Tues., July 18: Juan Carlos Veloso shared Spanish language protest music from Latin America, and especially songs from Chile, his native country. Juan Carlos’ mother joined us that evening along with 32 friends and OTOC leaders. He taught us about the struggles of many Latin Americans for justice.
Thurs. July 20: Kaitlin Reece of Voices for Children and Tyler Richard of ACLU of Nebraska taught 20 engaged leaders how to develop an effective Letter to the Editor and Opinion piece to submit to local newspapers, newsletters and other sources of information. This informative session inspired those present to write more letters on issues of interest.

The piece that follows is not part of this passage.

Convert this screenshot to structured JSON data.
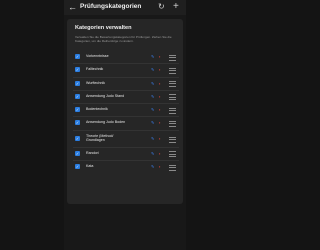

Tues., July 25: How To Assure Safe Rental Housing Leaders of OTOC’s Housing Action Team hosted Kat Vinton from the Omaha Healthy Kids Alliance and Prof Kate Mahern of the Creighton Law School legal clinic to discuss the dangers to children from poorly maintained rental housing. OTOC leaders focusedfocus on how to make Omaha’s Housing Code Enforcement more effective and follow up on commitments City Council members made to OTOC to assure rental housing meets health and safety codes. Over 40 people from diverse groups attended this session.
Thurs. July 27 Twenty Five OTOC leaders gathered to discuss the implications of the provocative new book, On Tyranny: Twenty Lessons from the 20th Century , by Timothy Snyder. Mary Spurgeon of First United Methodist lead the discussion around the ideas in the short but important book. IPL and OTOC will hold a future book discussion in the Fall.
June 26th, 2017
Join OTOC on Monday, July 10 for “Organizing a team of leaders to agitate your institution to live up to your shared values” on Monday, July 10 @ 7pm—8:30 pm at Augustana Lutheran 3647 Lafayette Ave
Liz Hall, Lead Organizer of our Iowa sister organization, AMOS, will lead an engaging workshop on how to identify and develop a team of leaders in your congregation or organization which will “agitate” your institution to live up to its core values and beliefs. During this time of divisiveness, learn how to build community through discussion and honest reflection on our shared beliefs and values.
May 5th, 2017
350 OTOC Delegates filled St. Leo the Great Hall on May 1
At a May 01 Accountability session, six of the the seven winning candidates for City Council made commitments to 350 OTOC leaders. All Candidates were invited, Mayor Stothert declined and Vinny Palermo had an OPS School Board meeting but has agreed to meet in the future. Our new City Council agreed to work with OTOC leaders on:
Improving Housing Code Enforcement in Rental Housing
Ending the Commingling of Yard Waste and Garbage
Ensuring Omaha Police are free to act as local peace officers, not immigration agents
Reigning in the predatory practices of Pay Day Lenders
Draft Final Questions for Candidates–April 30
Final Summary of How Candidates Answered
Below are videos and short summaries of how your next Omaha City Council responded to OTOC’s Questions:
Pete Festersen, City Council District 1
Pete Festersen May 1 short answers
Ben Gray, City Council District 2
Ben Gray May 1 Short Answers
Chris Jerram, City Council District 3
Chris Jerram May 1 short answers
Rich Pahls, City Council District 5
Brinker Harding, City Council District 6
Brinker Harding May 1 short answers
Aimee Melton, City Council District 7
Aimee Melton May 1 short answers